In ecology we can find a new form of the question of change. Maybe it is the idea that we must create something like a modern tradition. You must understand the point clearly: the modern tradition is a tradition by the fact that we preserve the repetition of nature in some sense. […] This is why ecology is not directly inside the classical revolutionary vision. Ecology is something different because it is a traditional revolution. It is a revolution of the tradition itself. Ecology aims to create a new tradition. It does not aim to create a new form of pure progress or of pure becoming. You know it is a very complex and interesting question, this relationship between the sort of will for a new tradition and the revolutionary tradition. So we can say that ecology is the attempt to create a revolution of the revolutionary tradition, it is the attempt to invent a new tradition. (Courtesy of Duane Rousselle, Badiou, Chapter 1– The Subject of Change).
What we see here is a faltering of Badiou’s categories or conception of the political. With ecology as a site of the political, the egalitarian declaration no longer quite works. We can, presumably, retain the categories of “subject”, “event”, and “truth-procedure” as political operators and dimensions, but the axiom of equality becomes more difficult. Please note, that the issue here is not one of criticizing Badiou, but of trying to determine how politics is to be thought today. What does ecology call for us to think in the domain of politics and philosophy? This truly is a revolutionary transformation that is entirely new from the standpoint of the history of political thought and that will require us to rethink all political categories.
If ecology proves so difficult to think politically, then this is because it requires us to take account of ozone holes, coral reefs, garbage heaps, and all the rest. We can no longer restrict ourselves to questions of just arrangements between humans. The question of just social relations remains, but now we’ve opened on to an entirely different universe of actants that must be thought as well. Such is the question of the shift from politics to, for lack of a better word, genuine “cosmopolitics”. Cosmopolitics would not be a multiculturalism, but would be a “multi-speciesism”. This is what ecology enjoins us to ask.
I do not intend to answer these questions here, but only to pose them. From Badiou I want to retain the rarity of politics, the theory of events, the notion of a subject as that being that is convoked by an event (or in Guattari’s and Sartre’s terminology, a collective), and his understanding of truth-procedures. From his politics I want to retain the egalitarian axiom. But as soon as politics shifts to cosmopolitics, the egalitarian axiom encounters limits and we require a new set of axioms for relating to the nonhuman. The question lies in determining just what those axioms might be. We might wish to retain the axiom of equality and say that all organisms should be treated equally, but as Cary Wolfe pointed out to me last week, this 1) lands us back into the worst biopolitics of eugenics, and 2) creates an entire mess once we begin raising questions of inter-species relations between nonhuman species. If, for example, a virus is bringing about the extinction of a particular type of organism, equality would seem to demand that we promote both the virus and the organism nearing extinction. How do we decide?
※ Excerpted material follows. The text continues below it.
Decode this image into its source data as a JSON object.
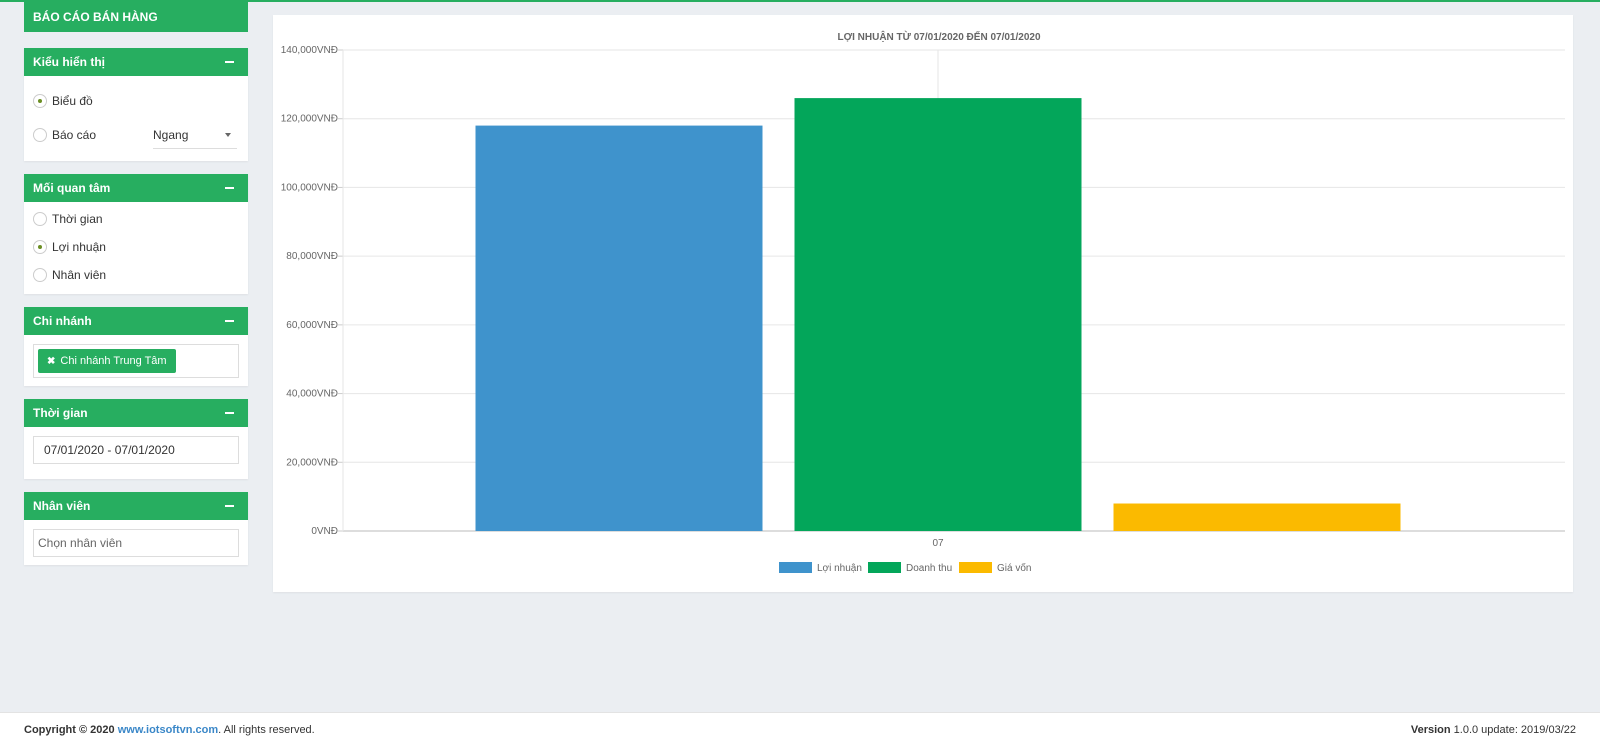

This is what I know: politics must become cosmpolitical, which is to say, ecological. I also know that politics must be radically egalitarian and anarchic, eschewing hierarchy, the avant-gard, exclusion, and parties. This is what I don’t know: How to pose the question of what it means for politics to become ecological or cosmopolitical, what a truth-procedure looks like for a cosmopolitics, and what sorts of axioms it might rest upon. Hopefully this is a little step along the way and others will have some interesting insights– that don’t involve talking about Stengers and Latour, as these are questions of real politics, not scholarly footnotes –to contribute to thinking these things.